Debt levels at China’s 200 biggest companies increased by five times between 2007 and 2013 and financial pressures on them will likely intensify as the economy continues to cool, Standard & Poor’s said.
An economic slowdown will make it harder for China to revive the borrowers as some projects they did with help of a past huge stimulus program were not commercially viable, it added.
S&P, which surveyed the 200 biggest corporations by revenue and bond issuance, said financial risks for many companies will likely intensify as China’s economy slows.
The most vulnerable to a sharp downturn are asset-heavy ones and capital-intensive sectors, it said.
The survey accounted for 20 percent of the non-financial corporate debt in the world’s second largest economy at the end of 2013, equivalent to 30 percent of GDP. Companies were in 18 industries.

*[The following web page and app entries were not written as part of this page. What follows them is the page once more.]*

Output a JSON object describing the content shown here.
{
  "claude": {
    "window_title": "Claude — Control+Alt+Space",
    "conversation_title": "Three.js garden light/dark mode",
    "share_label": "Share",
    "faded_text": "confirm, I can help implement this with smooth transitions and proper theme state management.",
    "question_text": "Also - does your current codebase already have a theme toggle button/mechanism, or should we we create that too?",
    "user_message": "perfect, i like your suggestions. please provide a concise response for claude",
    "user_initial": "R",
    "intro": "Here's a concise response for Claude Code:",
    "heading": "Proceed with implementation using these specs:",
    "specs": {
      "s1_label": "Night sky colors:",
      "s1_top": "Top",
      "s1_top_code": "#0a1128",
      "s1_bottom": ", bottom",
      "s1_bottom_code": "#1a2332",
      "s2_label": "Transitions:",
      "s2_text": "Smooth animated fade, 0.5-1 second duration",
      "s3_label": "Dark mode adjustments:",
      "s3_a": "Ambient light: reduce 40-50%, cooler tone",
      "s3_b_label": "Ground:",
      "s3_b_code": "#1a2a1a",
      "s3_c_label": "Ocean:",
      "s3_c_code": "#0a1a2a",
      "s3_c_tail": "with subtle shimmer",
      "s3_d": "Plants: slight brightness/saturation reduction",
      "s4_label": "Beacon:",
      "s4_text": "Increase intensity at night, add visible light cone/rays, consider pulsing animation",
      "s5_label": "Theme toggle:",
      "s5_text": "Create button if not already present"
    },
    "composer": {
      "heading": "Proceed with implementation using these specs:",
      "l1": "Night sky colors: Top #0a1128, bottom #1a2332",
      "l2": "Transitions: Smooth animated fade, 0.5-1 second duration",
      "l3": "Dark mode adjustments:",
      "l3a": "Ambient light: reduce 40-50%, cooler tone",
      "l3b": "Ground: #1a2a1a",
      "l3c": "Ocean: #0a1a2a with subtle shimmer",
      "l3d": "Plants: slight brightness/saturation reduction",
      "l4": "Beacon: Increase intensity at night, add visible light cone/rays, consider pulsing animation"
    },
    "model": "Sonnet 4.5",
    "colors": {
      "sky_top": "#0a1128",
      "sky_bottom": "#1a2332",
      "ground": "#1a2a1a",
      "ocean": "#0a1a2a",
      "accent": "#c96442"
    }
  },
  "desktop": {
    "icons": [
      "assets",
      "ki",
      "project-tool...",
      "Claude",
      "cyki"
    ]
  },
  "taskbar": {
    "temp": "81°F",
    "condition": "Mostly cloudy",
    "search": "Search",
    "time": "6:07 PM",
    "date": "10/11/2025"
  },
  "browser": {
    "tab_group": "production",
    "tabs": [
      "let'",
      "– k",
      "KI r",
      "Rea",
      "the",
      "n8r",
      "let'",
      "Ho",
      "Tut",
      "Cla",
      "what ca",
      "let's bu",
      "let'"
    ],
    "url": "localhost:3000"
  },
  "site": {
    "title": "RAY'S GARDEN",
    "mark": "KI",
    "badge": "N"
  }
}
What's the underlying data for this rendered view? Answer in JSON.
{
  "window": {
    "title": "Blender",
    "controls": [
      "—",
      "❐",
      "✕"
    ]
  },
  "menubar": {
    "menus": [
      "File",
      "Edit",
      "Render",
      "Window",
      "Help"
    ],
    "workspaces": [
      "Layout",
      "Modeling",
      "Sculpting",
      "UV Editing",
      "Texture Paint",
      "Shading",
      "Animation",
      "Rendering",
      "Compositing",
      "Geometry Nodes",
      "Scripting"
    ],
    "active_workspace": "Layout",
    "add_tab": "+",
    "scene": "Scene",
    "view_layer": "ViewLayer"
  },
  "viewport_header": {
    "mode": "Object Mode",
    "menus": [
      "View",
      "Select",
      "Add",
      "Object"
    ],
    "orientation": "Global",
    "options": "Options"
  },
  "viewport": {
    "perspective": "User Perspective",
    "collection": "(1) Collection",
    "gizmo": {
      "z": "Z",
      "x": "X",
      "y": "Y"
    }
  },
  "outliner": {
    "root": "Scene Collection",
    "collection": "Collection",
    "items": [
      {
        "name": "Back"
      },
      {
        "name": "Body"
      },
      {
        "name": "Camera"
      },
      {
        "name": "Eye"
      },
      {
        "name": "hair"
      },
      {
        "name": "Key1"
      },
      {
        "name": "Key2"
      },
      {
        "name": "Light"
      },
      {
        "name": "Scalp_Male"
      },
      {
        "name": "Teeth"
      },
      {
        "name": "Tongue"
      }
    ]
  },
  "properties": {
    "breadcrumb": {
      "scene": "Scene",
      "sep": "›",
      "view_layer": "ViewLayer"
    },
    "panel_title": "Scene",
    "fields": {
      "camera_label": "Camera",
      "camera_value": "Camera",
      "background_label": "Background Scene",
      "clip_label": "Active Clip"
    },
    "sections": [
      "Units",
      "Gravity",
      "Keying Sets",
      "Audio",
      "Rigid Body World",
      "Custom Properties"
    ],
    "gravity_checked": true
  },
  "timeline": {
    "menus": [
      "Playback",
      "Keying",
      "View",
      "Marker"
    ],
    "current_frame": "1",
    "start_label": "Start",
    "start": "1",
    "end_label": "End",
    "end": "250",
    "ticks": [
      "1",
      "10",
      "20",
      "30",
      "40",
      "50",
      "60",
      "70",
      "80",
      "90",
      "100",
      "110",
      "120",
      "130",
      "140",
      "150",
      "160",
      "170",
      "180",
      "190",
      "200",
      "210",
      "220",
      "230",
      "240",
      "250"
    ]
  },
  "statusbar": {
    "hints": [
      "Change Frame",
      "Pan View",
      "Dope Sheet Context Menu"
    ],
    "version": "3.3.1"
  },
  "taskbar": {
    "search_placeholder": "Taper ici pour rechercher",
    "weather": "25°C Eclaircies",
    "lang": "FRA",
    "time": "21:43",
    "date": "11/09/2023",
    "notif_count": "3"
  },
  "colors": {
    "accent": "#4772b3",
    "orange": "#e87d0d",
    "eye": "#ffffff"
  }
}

“The baseline assumption is that the next 12 months could see an acceleration of corporate stress. The deteriorating trend is still there in almost all industries,” Christopher Lee, S&P credit analyst and co-author of the report, told Reuters.
He said companies in metals and mining, engineering/construction and transport are “far weaker” than a 2013 study showed.
In November 2008, during the global financial crisis, China announced a massive 4 trillion yuan ($586 billion) stimulus program to keep the economy growing.
Mountain of Debt
S&P said, without giving figures, that net debt at the 200 companies in 2013 was five times higher than in 2007.
Economists say the mountain of debt left by China’s huge stimulus package is keeping Beijing from taking similar easing measures now to boost the slowing economy.
S&P said sectors which raised their borrowings the most also had the weakest profitability and financial strength. It singled out railways, metals and mining, utilities, real estate and building materials.
Higher borrowings had not translated into higher profitability with the stimulus having only a short-term effect of lifting revenue and earnings in 2010, S&P said.
The ratings agency expects China’s GDP growth to slow to around 7.1 percent in 2015 but in one scenario could be about 6 percent – which it said could drop the credit profiles of capital goods, real estate, building materials companies by one notch.
Firms in mining, transport, engineering and construction could see their credit profiles fall one to two notches, it added.